Different cats can have different types and lengths of hair. For example, purebred cats can range from nearly hairless to longhaired. The domestic run-of-the-mill cats are commonly categorized as domestic shorthaired (DSH), domestic medium-haired (DMH) and domestic long-haired (DLH). It can seem like longhaired cats may shed more than shorthaired cats but they basically shed the same.
If you believe your cat is shedding excessively, the best thing to do is to have your cat evaluated by your veterinarian. They can help evaluate your cat for signs of infection, parasites, mites, or fungal, bacterial and yeast infections. They can also help evaluate your cat’s overall health by looking for systemic signs of illness that can cause excessive shedding.
The best way to control shedding in cats is to provide your cat with routine grooming. Regular combing and brushing help remove dead hair. You can use “grooming gloves” for cats with very close haircoats such as the Siamese or a round boar’s hair bristle brush for medium-coated cats like American shorthairs. “Greyhound Style Combs,” and “peak” combs work well on long-haired cats. The Furminator® is a grooming tool that can be used on various types of hair coats from short to long and really helps get out the dead undercoat.
There are numerous products on the market that claim to reduce daily shedding when given as a supplement or topical application.
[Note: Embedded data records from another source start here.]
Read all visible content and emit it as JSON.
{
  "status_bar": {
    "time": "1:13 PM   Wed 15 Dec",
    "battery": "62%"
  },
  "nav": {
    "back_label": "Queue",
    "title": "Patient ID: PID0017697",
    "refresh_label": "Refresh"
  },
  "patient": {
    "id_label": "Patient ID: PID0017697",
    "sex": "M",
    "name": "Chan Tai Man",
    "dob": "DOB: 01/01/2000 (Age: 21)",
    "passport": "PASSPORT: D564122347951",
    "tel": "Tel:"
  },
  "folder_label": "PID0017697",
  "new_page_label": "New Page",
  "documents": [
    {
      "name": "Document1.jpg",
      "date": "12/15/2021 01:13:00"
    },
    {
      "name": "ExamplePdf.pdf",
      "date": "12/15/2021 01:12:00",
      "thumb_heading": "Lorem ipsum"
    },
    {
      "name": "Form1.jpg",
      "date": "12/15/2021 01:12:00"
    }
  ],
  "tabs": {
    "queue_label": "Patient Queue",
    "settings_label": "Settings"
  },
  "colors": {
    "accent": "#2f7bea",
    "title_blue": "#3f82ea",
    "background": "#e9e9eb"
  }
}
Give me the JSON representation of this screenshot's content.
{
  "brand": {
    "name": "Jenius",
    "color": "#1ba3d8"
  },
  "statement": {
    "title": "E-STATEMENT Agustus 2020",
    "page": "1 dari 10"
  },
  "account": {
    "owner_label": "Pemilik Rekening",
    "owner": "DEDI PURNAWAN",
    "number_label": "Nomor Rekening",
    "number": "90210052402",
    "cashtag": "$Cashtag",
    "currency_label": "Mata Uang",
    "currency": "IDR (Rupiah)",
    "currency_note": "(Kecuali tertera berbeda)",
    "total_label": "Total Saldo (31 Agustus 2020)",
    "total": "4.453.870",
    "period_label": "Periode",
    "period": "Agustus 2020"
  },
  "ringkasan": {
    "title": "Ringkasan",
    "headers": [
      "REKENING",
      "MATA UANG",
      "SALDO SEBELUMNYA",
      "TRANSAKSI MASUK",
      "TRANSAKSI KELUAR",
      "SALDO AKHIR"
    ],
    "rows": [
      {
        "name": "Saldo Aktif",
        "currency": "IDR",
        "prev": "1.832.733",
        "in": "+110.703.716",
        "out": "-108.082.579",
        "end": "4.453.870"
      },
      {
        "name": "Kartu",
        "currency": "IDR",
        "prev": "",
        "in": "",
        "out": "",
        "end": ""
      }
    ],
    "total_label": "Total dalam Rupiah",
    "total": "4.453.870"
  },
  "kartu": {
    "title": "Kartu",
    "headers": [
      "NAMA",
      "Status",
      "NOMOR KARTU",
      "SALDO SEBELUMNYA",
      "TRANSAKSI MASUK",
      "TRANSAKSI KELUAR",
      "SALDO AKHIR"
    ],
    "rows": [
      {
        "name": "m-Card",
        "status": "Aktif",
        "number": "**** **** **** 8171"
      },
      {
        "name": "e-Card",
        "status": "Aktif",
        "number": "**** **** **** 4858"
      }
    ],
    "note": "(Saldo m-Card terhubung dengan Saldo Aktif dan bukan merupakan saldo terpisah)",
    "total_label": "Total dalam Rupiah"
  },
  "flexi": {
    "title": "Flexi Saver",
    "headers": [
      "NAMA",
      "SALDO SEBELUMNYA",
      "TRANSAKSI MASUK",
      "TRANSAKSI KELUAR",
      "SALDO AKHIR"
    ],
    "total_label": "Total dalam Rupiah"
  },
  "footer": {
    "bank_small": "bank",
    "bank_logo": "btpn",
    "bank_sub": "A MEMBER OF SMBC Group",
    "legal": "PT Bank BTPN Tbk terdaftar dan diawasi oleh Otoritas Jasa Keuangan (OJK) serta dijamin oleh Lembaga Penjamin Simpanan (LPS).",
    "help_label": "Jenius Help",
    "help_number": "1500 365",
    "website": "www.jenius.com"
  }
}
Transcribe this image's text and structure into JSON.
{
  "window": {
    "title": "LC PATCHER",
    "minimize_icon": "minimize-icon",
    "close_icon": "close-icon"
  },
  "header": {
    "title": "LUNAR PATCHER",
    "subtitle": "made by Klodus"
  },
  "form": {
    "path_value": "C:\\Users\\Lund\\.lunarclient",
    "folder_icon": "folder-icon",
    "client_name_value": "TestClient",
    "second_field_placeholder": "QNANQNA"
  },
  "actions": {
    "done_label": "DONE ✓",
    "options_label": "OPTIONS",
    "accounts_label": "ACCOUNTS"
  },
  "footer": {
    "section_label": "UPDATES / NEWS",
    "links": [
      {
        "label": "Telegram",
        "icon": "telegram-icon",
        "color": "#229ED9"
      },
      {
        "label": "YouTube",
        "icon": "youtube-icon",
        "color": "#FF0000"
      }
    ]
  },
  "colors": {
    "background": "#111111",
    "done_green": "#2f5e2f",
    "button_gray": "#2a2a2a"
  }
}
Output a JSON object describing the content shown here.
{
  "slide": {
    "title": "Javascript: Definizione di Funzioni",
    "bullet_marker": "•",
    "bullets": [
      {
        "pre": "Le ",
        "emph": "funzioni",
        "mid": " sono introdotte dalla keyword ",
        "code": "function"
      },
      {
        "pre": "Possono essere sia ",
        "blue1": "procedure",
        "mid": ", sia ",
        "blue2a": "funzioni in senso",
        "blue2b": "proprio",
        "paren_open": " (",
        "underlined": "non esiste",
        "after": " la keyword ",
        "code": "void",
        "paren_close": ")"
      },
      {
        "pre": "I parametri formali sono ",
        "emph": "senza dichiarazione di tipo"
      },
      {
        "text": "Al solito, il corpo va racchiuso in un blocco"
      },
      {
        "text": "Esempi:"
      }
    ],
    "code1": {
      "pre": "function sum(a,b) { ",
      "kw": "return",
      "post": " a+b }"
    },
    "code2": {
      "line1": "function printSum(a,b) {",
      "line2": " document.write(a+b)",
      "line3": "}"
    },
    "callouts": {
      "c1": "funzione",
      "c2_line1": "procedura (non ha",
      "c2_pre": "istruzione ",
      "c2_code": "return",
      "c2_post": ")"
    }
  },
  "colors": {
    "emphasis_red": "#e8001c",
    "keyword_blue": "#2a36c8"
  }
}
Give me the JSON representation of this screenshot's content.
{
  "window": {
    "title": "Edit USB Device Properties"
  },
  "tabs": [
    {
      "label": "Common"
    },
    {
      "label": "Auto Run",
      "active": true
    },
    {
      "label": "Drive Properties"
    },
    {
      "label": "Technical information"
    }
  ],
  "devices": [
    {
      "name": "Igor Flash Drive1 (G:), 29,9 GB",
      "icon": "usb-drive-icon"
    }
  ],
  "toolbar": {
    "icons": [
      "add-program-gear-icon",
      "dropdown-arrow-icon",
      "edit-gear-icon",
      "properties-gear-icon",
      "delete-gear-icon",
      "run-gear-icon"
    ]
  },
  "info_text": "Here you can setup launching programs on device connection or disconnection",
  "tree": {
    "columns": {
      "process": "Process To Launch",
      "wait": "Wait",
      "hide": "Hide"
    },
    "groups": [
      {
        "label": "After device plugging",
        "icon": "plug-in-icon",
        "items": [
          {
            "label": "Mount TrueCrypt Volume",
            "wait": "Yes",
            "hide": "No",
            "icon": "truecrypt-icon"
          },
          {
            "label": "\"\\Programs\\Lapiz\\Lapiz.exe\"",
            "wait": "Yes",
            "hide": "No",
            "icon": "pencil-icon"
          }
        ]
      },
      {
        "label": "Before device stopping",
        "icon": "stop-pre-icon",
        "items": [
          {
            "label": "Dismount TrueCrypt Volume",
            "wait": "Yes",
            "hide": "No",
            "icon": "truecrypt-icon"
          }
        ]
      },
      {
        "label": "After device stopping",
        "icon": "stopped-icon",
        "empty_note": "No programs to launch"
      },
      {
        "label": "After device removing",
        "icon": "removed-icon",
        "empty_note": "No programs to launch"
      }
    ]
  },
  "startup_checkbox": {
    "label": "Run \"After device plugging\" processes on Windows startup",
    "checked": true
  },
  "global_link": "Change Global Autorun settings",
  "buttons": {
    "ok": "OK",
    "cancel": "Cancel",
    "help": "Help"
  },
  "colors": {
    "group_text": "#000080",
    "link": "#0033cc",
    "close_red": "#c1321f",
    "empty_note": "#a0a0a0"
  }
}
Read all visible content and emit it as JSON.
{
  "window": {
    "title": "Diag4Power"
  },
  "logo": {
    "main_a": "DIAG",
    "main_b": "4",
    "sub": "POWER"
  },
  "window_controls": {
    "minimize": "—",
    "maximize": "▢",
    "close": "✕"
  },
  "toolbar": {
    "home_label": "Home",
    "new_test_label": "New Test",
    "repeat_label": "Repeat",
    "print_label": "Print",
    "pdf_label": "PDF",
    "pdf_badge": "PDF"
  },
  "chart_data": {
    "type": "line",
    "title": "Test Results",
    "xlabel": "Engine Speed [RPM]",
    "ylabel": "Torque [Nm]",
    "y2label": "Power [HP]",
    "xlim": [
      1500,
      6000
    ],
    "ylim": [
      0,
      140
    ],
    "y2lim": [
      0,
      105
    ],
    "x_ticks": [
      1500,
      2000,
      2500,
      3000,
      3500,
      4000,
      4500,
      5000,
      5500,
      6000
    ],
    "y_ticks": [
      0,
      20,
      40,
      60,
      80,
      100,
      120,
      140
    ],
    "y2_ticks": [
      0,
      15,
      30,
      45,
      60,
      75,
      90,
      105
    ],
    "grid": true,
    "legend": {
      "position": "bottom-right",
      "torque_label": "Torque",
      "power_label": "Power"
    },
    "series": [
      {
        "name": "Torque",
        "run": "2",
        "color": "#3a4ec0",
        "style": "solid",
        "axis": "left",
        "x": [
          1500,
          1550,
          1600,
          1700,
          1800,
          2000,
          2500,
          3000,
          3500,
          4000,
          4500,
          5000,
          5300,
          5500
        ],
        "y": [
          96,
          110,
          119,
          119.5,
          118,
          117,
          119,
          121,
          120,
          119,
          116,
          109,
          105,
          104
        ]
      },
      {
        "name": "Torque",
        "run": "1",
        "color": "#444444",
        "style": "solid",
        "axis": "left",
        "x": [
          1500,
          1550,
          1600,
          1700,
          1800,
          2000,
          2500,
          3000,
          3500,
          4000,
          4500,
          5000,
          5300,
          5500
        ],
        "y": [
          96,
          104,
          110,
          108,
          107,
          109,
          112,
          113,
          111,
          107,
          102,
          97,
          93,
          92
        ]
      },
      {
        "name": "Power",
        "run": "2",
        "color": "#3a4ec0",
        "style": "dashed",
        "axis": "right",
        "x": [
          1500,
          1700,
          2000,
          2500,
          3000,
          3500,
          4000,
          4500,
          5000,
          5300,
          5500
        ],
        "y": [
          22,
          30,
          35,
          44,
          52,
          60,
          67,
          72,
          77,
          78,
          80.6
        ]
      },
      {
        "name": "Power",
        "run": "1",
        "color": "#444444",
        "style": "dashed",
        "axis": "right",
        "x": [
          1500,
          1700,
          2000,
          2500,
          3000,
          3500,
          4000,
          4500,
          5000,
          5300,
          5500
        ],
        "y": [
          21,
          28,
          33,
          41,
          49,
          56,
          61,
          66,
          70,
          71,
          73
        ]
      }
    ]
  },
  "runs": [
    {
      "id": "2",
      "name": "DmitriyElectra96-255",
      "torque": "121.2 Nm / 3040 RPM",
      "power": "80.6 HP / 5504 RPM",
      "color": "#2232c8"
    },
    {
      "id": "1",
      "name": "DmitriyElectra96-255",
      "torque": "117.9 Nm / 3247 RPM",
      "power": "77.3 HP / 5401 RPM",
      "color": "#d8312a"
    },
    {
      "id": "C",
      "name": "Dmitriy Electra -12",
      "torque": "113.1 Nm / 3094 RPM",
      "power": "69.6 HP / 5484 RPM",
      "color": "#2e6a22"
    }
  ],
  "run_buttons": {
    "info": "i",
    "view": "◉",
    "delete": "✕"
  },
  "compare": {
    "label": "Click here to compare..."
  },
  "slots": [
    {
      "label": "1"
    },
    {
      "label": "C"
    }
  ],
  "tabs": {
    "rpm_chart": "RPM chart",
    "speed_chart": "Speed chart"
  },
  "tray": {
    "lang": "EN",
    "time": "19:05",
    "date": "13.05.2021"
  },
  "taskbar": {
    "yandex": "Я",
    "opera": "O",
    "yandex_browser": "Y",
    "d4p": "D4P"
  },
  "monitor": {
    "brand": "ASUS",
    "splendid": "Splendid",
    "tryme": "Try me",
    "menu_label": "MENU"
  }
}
Their effectiveness is questionable at best.
Additional Articles that May be of Interest For Excessive Shedding in Cats
- Alopecia (Hair Loss) in Cats
- Psychogenic Alopecia in Cats
- How to get the Matts Out
- Common Cat Health Problems You Should Know About
- What to Do with a Cat Flea Infection
- What to Do if Your Cat Has a Urinary Tract Infection
- Cat Ear Infection: What to Do
- Cleaning a Litter Box: All You Need to Know
- What Indoor Cats Need to Be Happy
- Selecting the Right Environmental Enrichment for Your Cat
- Understanding Cat Communication
- Understanding Feline Behavior Problems